I was competing because I wanted to be the best. I competed because after the long nights and excruciating practices taking home the first-place trophy made it all worth it.

While dance competitions are intense, I never once wanted to be better than the girls/boys I was competing against. I felt as though I deserved the trophy, after staying up for hours listening to my music and going over choreography repeatedly, it seemed only fair that after all the hard work and dedication I put into each performance I should take home the win.

Competing is so important to childhood development, it is imperative for a child to know that they will not be perfect at everything they attempt to do. But if a child works hard and is passionate then it becomes more than just earning a win, skills are developed through that process. There is a difference between losing gracefully and being a sore loser. And the difference is how you handle defeat, and what you plan to do with it next.

I did not always win every competition I attended, in fact, there were times I would not even place top five. However, it made me determined to win the next competition I attended.

I would read over the judges’ score sheet, I would then watch a recording of my performance over and over while reading over what the judges corrected. Then the next day I would do the routine again in front of my coach with the judges score sheet and correct each error that I made.

Patt Summit once said “Winning is fun…Sure. But winning is not the point. Wanting to win is the point. Not giving up is the point. Never letting up is the point. Never being satisfied with what you’ve done is the point”

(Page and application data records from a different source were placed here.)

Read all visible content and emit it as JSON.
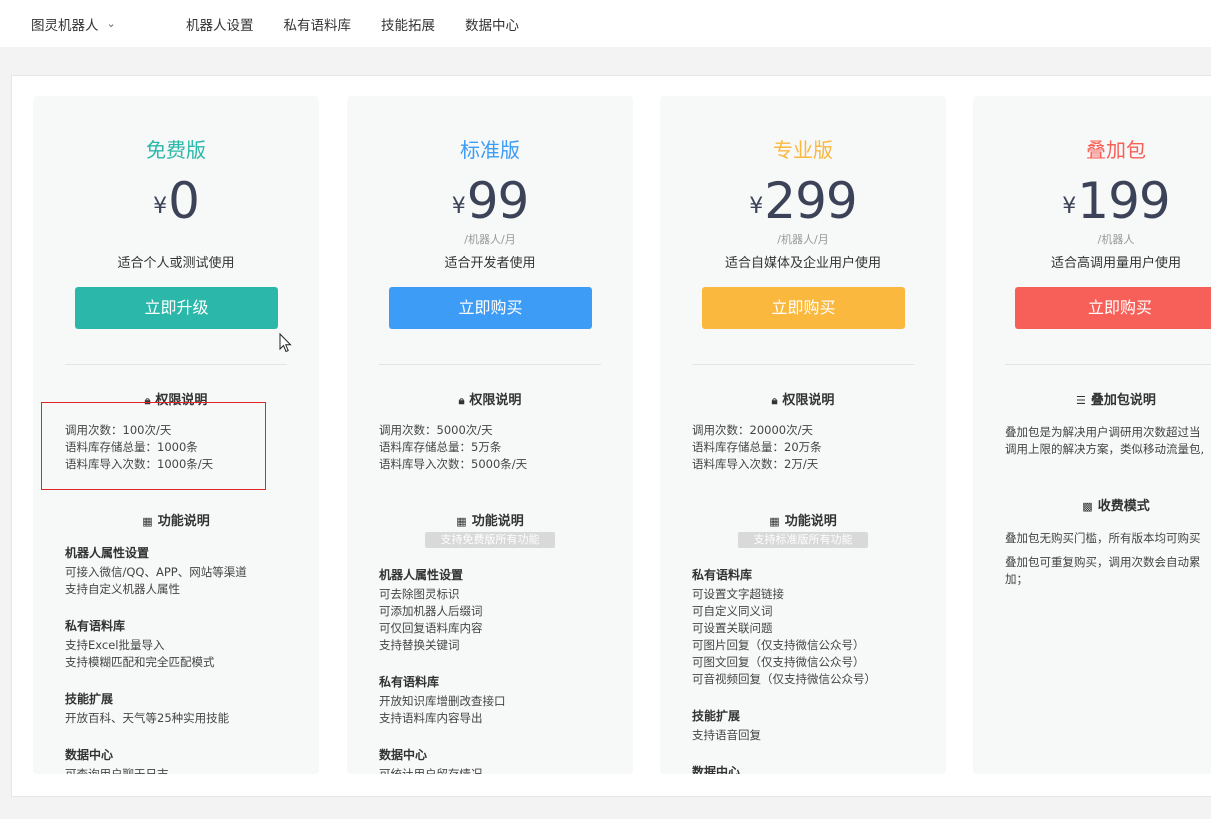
{
  "topbar": {
    "brand": "图灵机器人",
    "nav": [
      "机器人设置",
      "私有语料库",
      "技能拓展",
      "数据中心"
    ]
  },
  "colors": {
    "free": "#2bb8aa",
    "standard": "#3d9cf5",
    "pro": "#fbb83e",
    "addon": "#f76058"
  },
  "cards": {
    "free": {
      "title": "免费版",
      "currency": "¥",
      "price": "0",
      "desc": "适合个人或测试使用",
      "button": "立即升级",
      "perm_title": "权限说明",
      "perms": [
        "调用次数：100次/天",
        "语料库存储总量：1000条",
        "语料库导入次数：1000条/天"
      ],
      "func_title": "功能说明",
      "groups": [
        {
          "head": "机器人属性设置",
          "items": [
            "可接入微信/QQ、APP、网站等渠道",
            "支持自定义机器人属性"
          ]
        },
        {
          "head": "私有语料库",
          "items": [
            "支持Excel批量导入",
            "支持模糊匹配和完全匹配模式"
          ]
        },
        {
          "head": "技能扩展",
          "items": [
            "开放百科、天气等25种实用技能"
          ]
        },
        {
          "head": "数据中心",
          "items": [
            "可查询用户聊天日志"
          ]
        }
      ]
    },
    "standard": {
      "title": "标准版",
      "currency": "¥",
      "price": "99",
      "unit": "/机器人/月",
      "desc": "适合开发者使用",
      "button": "立即购买",
      "perm_title": "权限说明",
      "perms": [
        "调用次数：5000次/天",
        "语料库存储总量：5万条",
        "语料库导入次数：5000条/天"
      ],
      "func_title": "功能说明",
      "badge": "支持免费版所有功能",
      "groups": [
        {
          "head": "机器人属性设置",
          "items": [
            "可去除图灵标识",
            "可添加机器人后缀词",
            "可仅回复语料库内容",
            "支持替换关键词"
          ]
        },
        {
          "head": "私有语料库",
          "items": [
            "开放知识库增删改查接口",
            "支持语料库内容导出"
          ]
        },
        {
          "head": "数据中心",
          "items": [
            "可统计用户留存情况"
          ]
        }
      ]
    },
    "pro": {
      "title": "专业版",
      "currency": "¥",
      "price": "299",
      "unit": "/机器人/月",
      "desc": "适合自媒体及企业用户使用",
      "button": "立即购买",
      "perm_title": "权限说明",
      "perms": [
        "调用次数：20000次/天",
        "语料库存储总量：20万条",
        "语料库导入次数：2万/天"
      ],
      "func_title": "功能说明",
      "badge": "支持标准版所有功能",
      "groups": [
        {
          "head": "私有语料库",
          "items": [
            "可设置文字超链接",
            "可自定义同义词",
            "可设置关联问题",
            "可图片回复（仅支持微信公众号）",
            "可图文回复（仅支持微信公众号）",
            "可音视频回复（仅支持微信公众号）"
          ]
        },
        {
          "head": "技能扩展",
          "items": [
            "支持语音回复"
          ]
        },
        {
          "head": "数据中心",
          "items": []
        }
      ]
    },
    "addon": {
      "title": "叠加包",
      "currency": "¥",
      "price": "199",
      "unit": "/机器人",
      "desc": "适合高调用量用户使用",
      "button": "立即购买",
      "info_title": "叠加包说明",
      "info": [
        "叠加包是为解决用户调研用次数超过当",
        "调用上限的解决方案，类似移动流量包,"
      ],
      "fee_title": "收费模式",
      "fee1": "叠加包无购买门槛，所有版本均可购买",
      "fee2": [
        "叠加包可重复购买，调用次数会自动累",
        "加；"
      ]
    }
  }
}
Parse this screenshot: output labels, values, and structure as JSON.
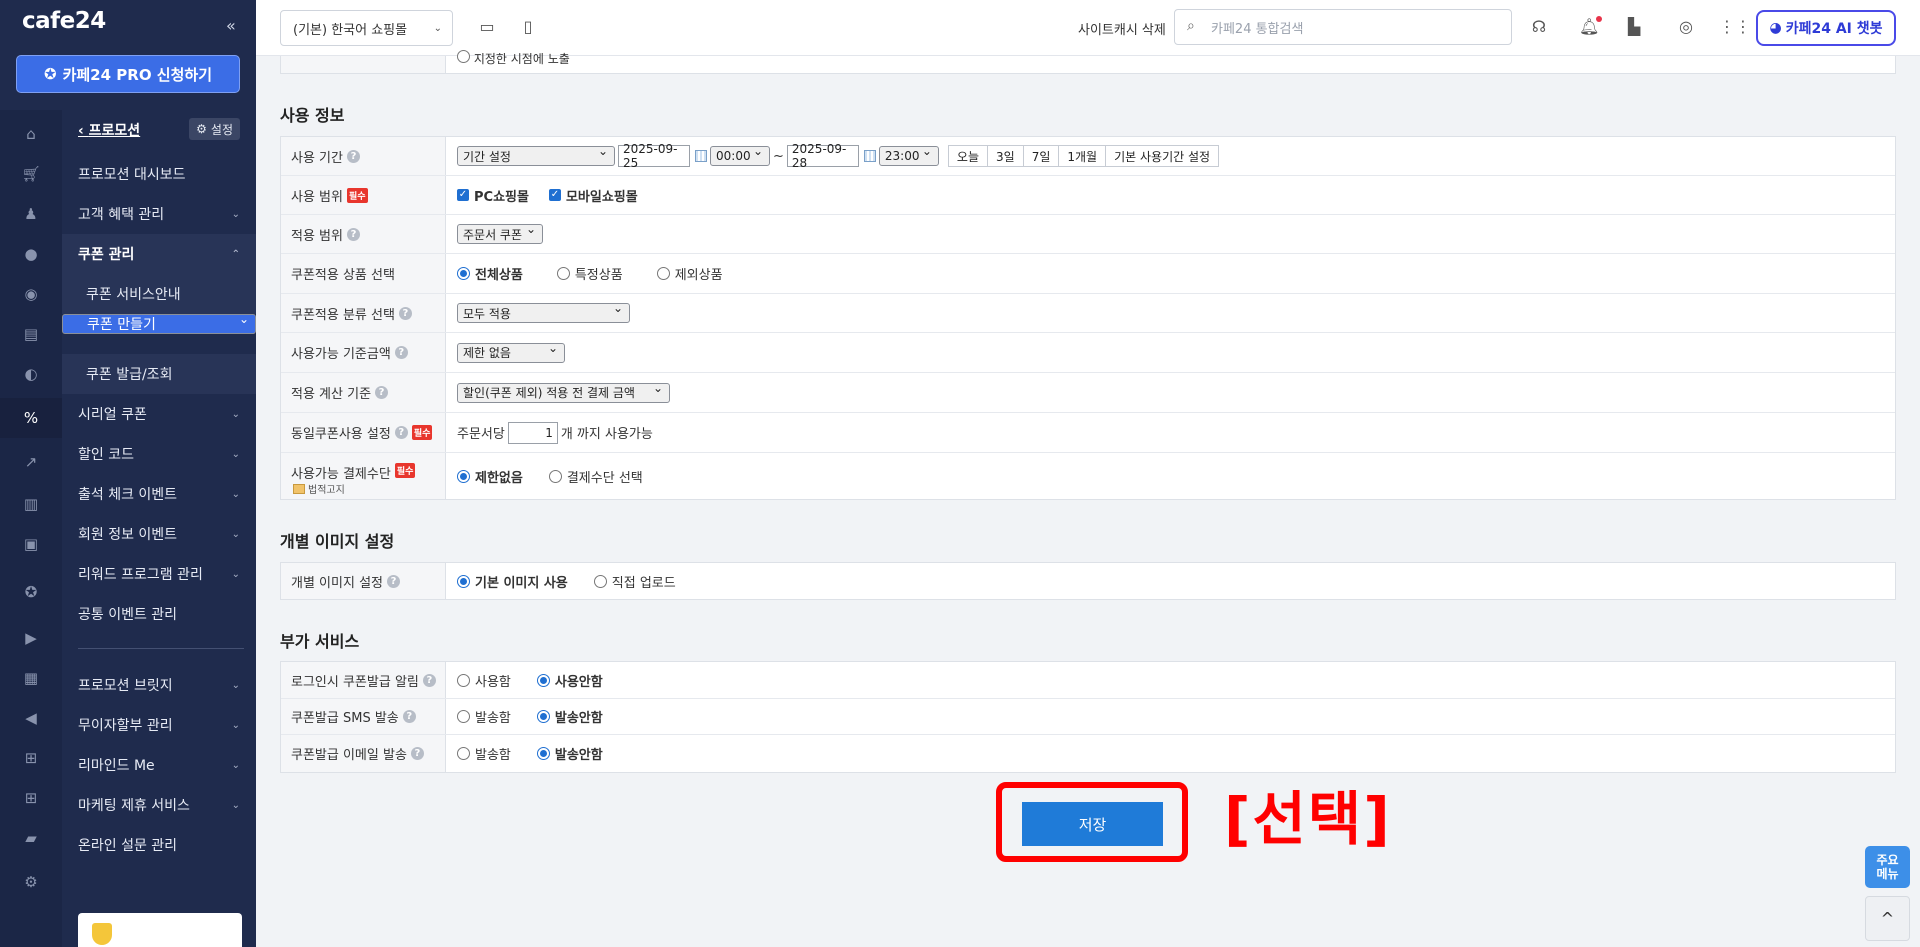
{
  "sidebar": {
    "logo": "cafe24",
    "collapse_icon": "«",
    "pro_button": "카페24 PRO 신청하기",
    "section_back": "프로모션",
    "settings": "설정",
    "items": [
      {
        "label": "프로모션 대시보드"
      },
      {
        "label": "고객 혜택 관리"
      },
      {
        "label": "쿠폰 관리"
      },
      {
        "label": "쿠폰 서비스안내"
      },
      {
        "label": "쿠폰 만들기"
      },
      {
        "label": "쿠폰 발급/조회"
      },
      {
        "label": "시리얼 쿠폰"
      },
      {
        "label": "할인 코드"
      },
      {
        "label": "출석 체크 이벤트"
      },
      {
        "label": "회원 정보 이벤트"
      },
      {
        "label": "리워드 프로그램 관리"
      },
      {
        "label": "공통 이벤트 관리"
      },
      {
        "label": "프로모션 브릿지"
      },
      {
        "label": "무이자할부 관리"
      },
      {
        "label": "리마인드 Me"
      },
      {
        "label": "마케팅 제휴 서비스"
      },
      {
        "label": "온라인 설문 관리"
      }
    ]
  },
  "topbar": {
    "shop_select": "(기본) 한국어 쇼핑몰",
    "cache_delete": "사이트캐시 삭제",
    "search_placeholder": "카페24 통합검색",
    "ai_chatbot": "카페24 AI 챗봇"
  },
  "fragment": {
    "text": "지정한 시점에 노출"
  },
  "usage_info": {
    "title": "사용 정보",
    "period_label": "사용 기간",
    "period_select": "기간 설정",
    "start_date": "2025-09-25",
    "start_time": "00:00",
    "tilde": "~",
    "end_date": "2025-09-28",
    "end_time": "23:00",
    "quick_buttons": [
      "오늘",
      "3일",
      "7일",
      "1개월",
      "기본 사용기간 설정"
    ],
    "scope_label": "사용 범위",
    "required_badge": "필수",
    "pc_mall": "PC쇼핑몰",
    "mobile_mall": "모바일쇼핑몰",
    "apply_scope_label": "적용 범위",
    "apply_scope_value": "주문서 쿠폰",
    "product_select_label": "쿠폰적용 상품 선택",
    "product_options": [
      "전체상품",
      "특정상품",
      "제외상품"
    ],
    "category_label": "쿠폰적용 분류 선택",
    "category_value": "모두 적용",
    "min_amount_label": "사용가능 기준금액",
    "min_amount_value": "제한 없음",
    "calc_label": "적용 계산 기준",
    "calc_value": "할인(쿠폰 제외) 적용 전 결제 금액",
    "same_coupon_label": "동일쿠폰사용 설정",
    "per_order": "주문서당",
    "same_coupon_count": "1",
    "same_coupon_suffix": "개 까지 사용가능",
    "payment_label": "사용가능 결제수단",
    "legal_notice": "법적고지",
    "payment_options": [
      "제한없음",
      "결제수단 선택"
    ]
  },
  "image_settings": {
    "title": "개별 이미지 설정",
    "label": "개별 이미지 설정",
    "options": [
      "기본 이미지 사용",
      "직접 업로드"
    ]
  },
  "extra_services": {
    "title": "부가 서비스",
    "login_alert_label": "로그인시 쿠폰발급 알림",
    "login_alert_options": [
      "사용함",
      "사용안함"
    ],
    "sms_label": "쿠폰발급 SMS 발송",
    "sms_options": [
      "발송함",
      "발송안함"
    ],
    "email_label": "쿠폰발급 이메일 발송",
    "email_options": [
      "발송함",
      "발송안함"
    ]
  },
  "actions": {
    "save": "저장",
    "select_annotation": "[선택]",
    "quick_menu": "주요\n메뉴",
    "to_top": "^"
  },
  "colors": {
    "sidebar_bg": "#1f2b4d",
    "accent": "#3b6de6",
    "save_button": "#1f7bd8",
    "annotation_red": "#ff0000"
  }
}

A true competitor is never satisfied, with themselves or their performance. There is always room to grow and be better. The prowess that is learned from competing is a lifelong skill whether it is playing a sport or competing for a job. The ability to push yourself harder, and take the extra step is what establishes someone as a “winner.” It is about how hard you fight, and how bad you want it.